Terry Hall, singer with ska icons The Specials, dies at 63
LONDON >> Musician Terry Hall, who helped create the defining sounds of post-punk Britain as lead singer of The Specials, has died. He was 63.
The band announced late Monday that Hall had died after a short illness. It called him “our wonderful friend, brother and one of the most brilliant singer, songwriter and lyricist this country has ever produced”.
Hall joined what would become The Specials in the English Midlands city of Coventry in the late 1970s, a time of racial tension, economic gloom and urban unrest. With a mix of black and white members and a Jamaican-influenced style of sharp suits and porkpie hats, the band became leaders of the anti-racist 2 Tone Ska Revival movement.
With Hall’s deadpan vocals, The Specials captured the troubled mood of the time on songs like “A Message to You, Rudy,” “Rat Race,” and “Too Much Too Young.”
The band’s most iconic song is the melancholy, menacing “Ghost Town,” which topped the UK music charts in the summer of 1981 as riots broke out in Britain’s cities.
The Specials had seven UK Top 10 hits before Hall and fellow band members Neville Staple and Lynval left Golding in 1981 to form electropop group Fun Boy Three. It garnered hits like “It Ain’t What You Do (It’s The Way That You Do It”) and “The Tunnel of Love.”
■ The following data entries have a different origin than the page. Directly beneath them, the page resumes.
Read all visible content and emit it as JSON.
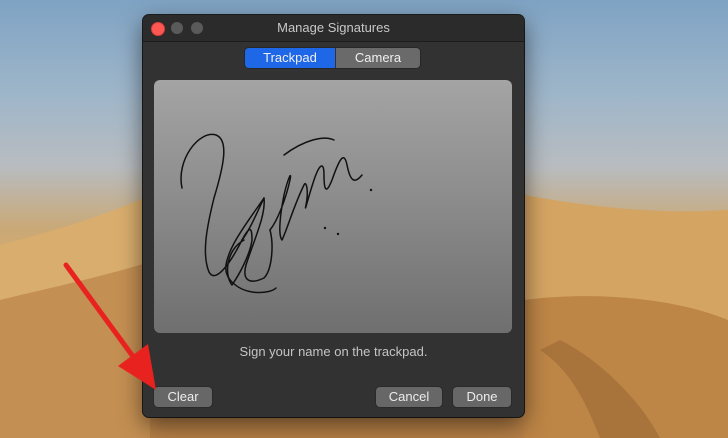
{
  "window": {
    "title": "Manage Signatures"
  },
  "tabs": [
    {
      "label": "Trackpad",
      "selected": true
    },
    {
      "label": "Camera",
      "selected": false
    }
  ],
  "pad": {
    "hint": "Sign your name on the trackpad."
  },
  "buttons": {
    "clear": "Clear",
    "cancel": "Cancel",
    "done": "Done"
  },
  "colors": {
    "accent": "#1e67e6",
    "close": "#fc5753",
    "annotation_arrow": "#e8231f"
  }
}
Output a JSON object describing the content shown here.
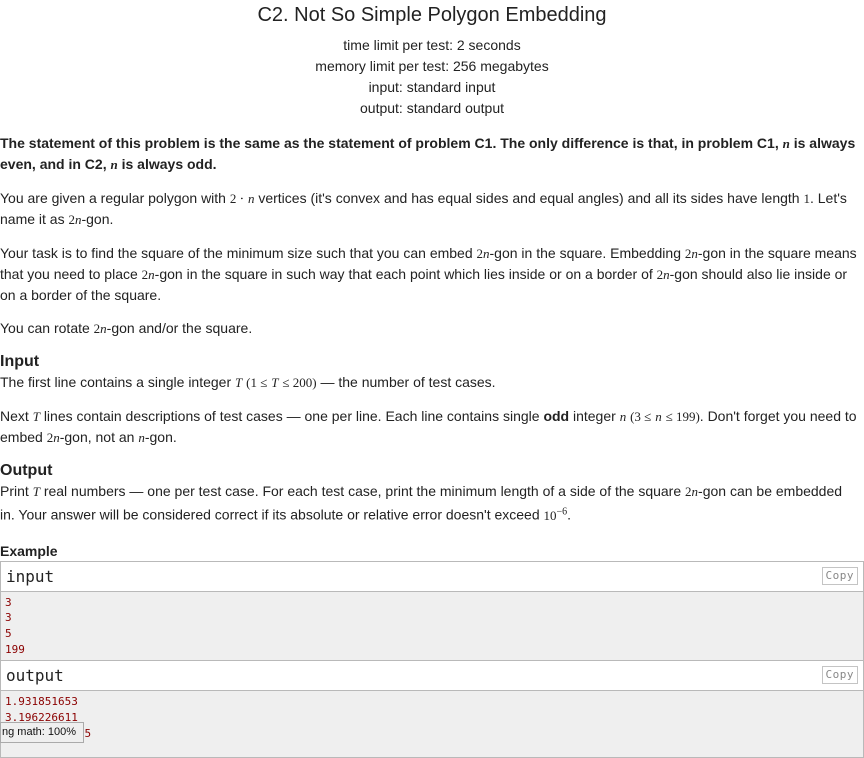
{
  "header": {
    "title": "C2. Not So Simple Polygon Embedding",
    "time_limit": "time limit per test: 2 seconds",
    "memory_limit": "memory limit per test: 256 megabytes",
    "input": "input: standard input",
    "output": "output: standard output"
  },
  "statement": {
    "lead": {
      "a": "The statement of this problem is the same as the statement of problem C1. The only difference is that, in problem C1,",
      "b": "is always even, and in C2,",
      "c": "is always odd."
    },
    "p1": {
      "a": "You are given a regular polygon with",
      "b": "vertices (it's convex and has equal sides and equal angles) and all its sides have length",
      "c": ". Let's name it as",
      "d": "-gon."
    },
    "p2": {
      "a": "Your task is to find the square of the minimum size such that you can embed",
      "b": "-gon in the square. Embedding",
      "c": "-gon in the square means that you need to place",
      "d": "-gon in the square in such way that each point which lies inside or on a border of",
      "e": "-gon should also lie inside or on a border of the square."
    },
    "p3": {
      "a": "You can rotate",
      "b": "-gon and/or the square."
    }
  },
  "input_section": {
    "heading": "Input",
    "p1": {
      "a": "The first line contains a single integer",
      "b": "— the number of test cases."
    },
    "p2": {
      "a": "Next",
      "b": "lines contain descriptions of test cases — one per line. Each line contains single",
      "odd": "odd",
      "c": "integer",
      "d": ". Don't forget you need to embed",
      "e": "-gon, not an",
      "f": "-gon."
    }
  },
  "output_section": {
    "heading": "Output",
    "p1": {
      "a": "Print",
      "b": "real numbers — one per test case. For each test case, print the minimum length of a side of the square",
      "c": "-gon can be embedded in. Your answer will be considered correct if its absolute or relative error doesn't exceed",
      "d": "."
    }
  },
  "math": {
    "n": "n",
    "T": "T",
    "two_dot_n_a": "2 ⋅",
    "one": "1",
    "two": "2",
    "T_range_a": "(1 ≤",
    "T_range_b": "≤ 200)",
    "n_range_a": "(3 ≤",
    "n_range_b": "≤ 199)",
    "ten": "10",
    "exp": "−6"
  },
  "example": {
    "heading": "Example",
    "input_label": "input",
    "output_label": "output",
    "copy_label": "Copy",
    "input_lines": [
      "3",
      "3",
      "5",
      "199"
    ],
    "output_lines": [
      "1.931851653",
      "3.196226611",
      "126.687663595"
    ]
  },
  "status": {
    "zoom": "ng math: 100%"
  },
  "colors": {
    "sample_text": "#8b0000",
    "sample_bg": "#efefef",
    "border": "#b9b9b9"
  }
}
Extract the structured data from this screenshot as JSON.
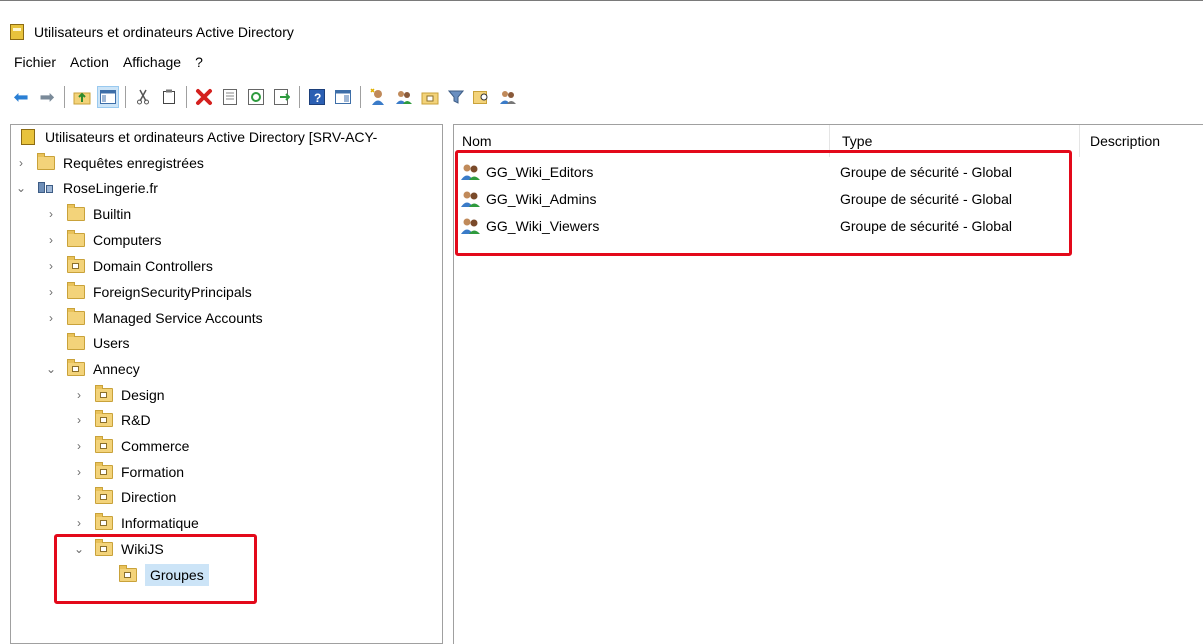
{
  "window": {
    "title": "Utilisateurs et ordinateurs Active Directory"
  },
  "menu": [
    "Fichier",
    "Action",
    "Affichage",
    "?"
  ],
  "toolbar": {
    "icons": [
      "back-icon",
      "forward-icon",
      "up-folder-icon",
      "show-hide-tree-icon",
      "cut-icon",
      "copy-icon",
      "delete-icon",
      "properties-icon",
      "refresh-icon",
      "export-list-icon",
      "help-icon",
      "console-view-icon",
      "new-user-icon",
      "new-group-icon",
      "new-ou-icon",
      "filter-icon",
      "find-icon",
      "add-to-group-icon"
    ]
  },
  "tree": {
    "root": "Utilisateurs et ordinateurs Active Directory [SRV-ACY-",
    "saved_queries": "Requêtes enregistrées",
    "domain": "RoseLingerie.fr",
    "containers": [
      "Builtin",
      "Computers",
      "Domain Controllers",
      "ForeignSecurityPrincipals",
      "Managed Service Accounts",
      "Users"
    ],
    "ou_annecy": "Annecy",
    "annecy_children": [
      "Design",
      "R&D",
      "Commerce",
      "Formation",
      "Direction",
      "Informatique"
    ],
    "ou_wikijs": "WikiJS",
    "ou_groupes": "Groupes"
  },
  "list": {
    "columns": {
      "name": "Nom",
      "type": "Type",
      "description": "Description"
    },
    "rows": [
      {
        "name": "GG_Wiki_Editors",
        "type": "Groupe de sécurité - Global"
      },
      {
        "name": "GG_Wiki_Admins",
        "type": "Groupe de sécurité - Global"
      },
      {
        "name": "GG_Wiki_Viewers",
        "type": "Groupe de sécurité - Global"
      }
    ]
  },
  "colors": {
    "highlight": "#e3091a",
    "selection": "#cce4f7",
    "folder": "#f3d37a"
  }
}
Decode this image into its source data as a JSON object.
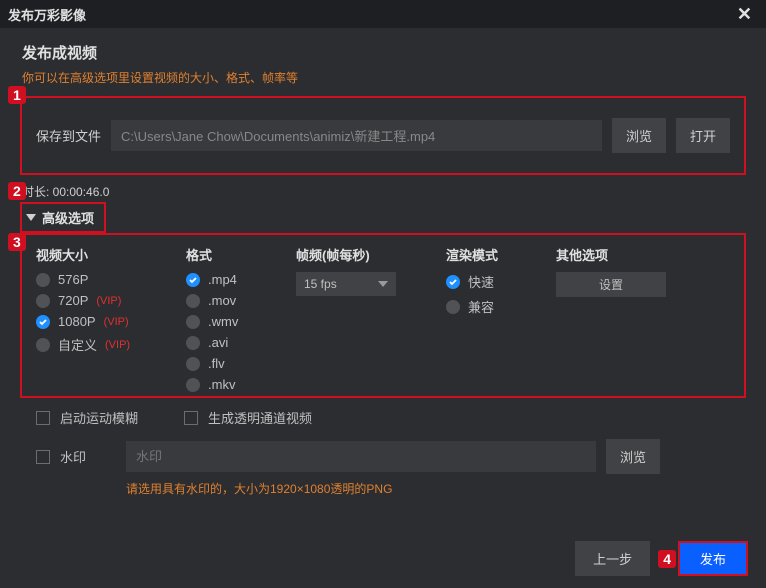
{
  "titlebar": {
    "title": "发布万彩影像"
  },
  "header": {
    "title": "发布成视频",
    "hint": "你可以在高级选项里设置视频的大小、格式、帧率等"
  },
  "file": {
    "label": "保存到文件",
    "path": "C:\\Users\\Jane Chow\\Documents\\animiz\\新建工程.mp4",
    "browse": "浏览",
    "open": "打开"
  },
  "duration": {
    "label": "时长: 00:00:46.0"
  },
  "advanced": {
    "label": "高级选项"
  },
  "badges": {
    "b1": "1",
    "b2": "2",
    "b3": "3",
    "b4": "4"
  },
  "cols": {
    "size": {
      "title": "视频大小",
      "items": [
        "576P",
        "720P",
        "1080P",
        "自定义"
      ],
      "vip": "(VIP)"
    },
    "fmt": {
      "title": "格式",
      "items": [
        ".mp4",
        ".mov",
        ".wmv",
        ".avi",
        ".flv",
        ".mkv"
      ]
    },
    "fps": {
      "title": "帧频(帧每秒)",
      "value": "15 fps"
    },
    "render": {
      "title": "渲染模式",
      "items": [
        "快速",
        "兼容"
      ]
    },
    "other": {
      "title": "其他选项",
      "btn": "设置"
    }
  },
  "checks": {
    "motion": "启动运动模糊",
    "alpha": "生成透明通道视频"
  },
  "watermark": {
    "label": "水印",
    "placeholder": "水印",
    "browse": "浏览",
    "hint": "请选用具有水印的，大小为1920×1080透明的PNG"
  },
  "footer": {
    "prev": "上一步",
    "publish": "发布"
  }
}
Hall went on to form The Colourfield and other bands, and collaborated with artists such as The Go-Go’s – he co-wrote the group’s debut single Our Lips Are Sealed in 1981, which was also recorded by Fun Boy Three.
Go-Go guitarist Jane Wiedlin remembered Hall as “a lovely, sensitive, talented and unique person”.
“Our extremely brief romance resulted in the song ‘Our Lips Are Sealed’ that will forever bind us together in music history. Terrible news to hear this,” she wrote on Twitter.
Singer-songwriter Elvis Costello also expressed his condolences, saying, “Terry’s voice was the perfect instrument for the true and necessary songs on ‘The Specials.’ That honesty can be heard in so many of his songs in joy and sorrow.”
Most of the original specials reunited in 2008, embarked on a 30th anniversary tour in 2009 and released an album of new material, ‘Encore’ in 2019, which became the band’s first UK No1 album. A follow-up, Protest Songs 1924-2012, was released in 2021.
Hall’s bandmates said he was “a wonderful husband and father and one of the kindest, funniest, genuine souls. His music and performances embodied the essence of life… the joy, the pain, the humor, the fight for justice, but most of all, love.”
“He will be greatly missed by all who knew and loved him, leaving behind the gift of his remarkable music and deep humanity. Terry would often exit the stage at the end of The Specials’ life-affirming shows with three words… ‘Love Love Love’.”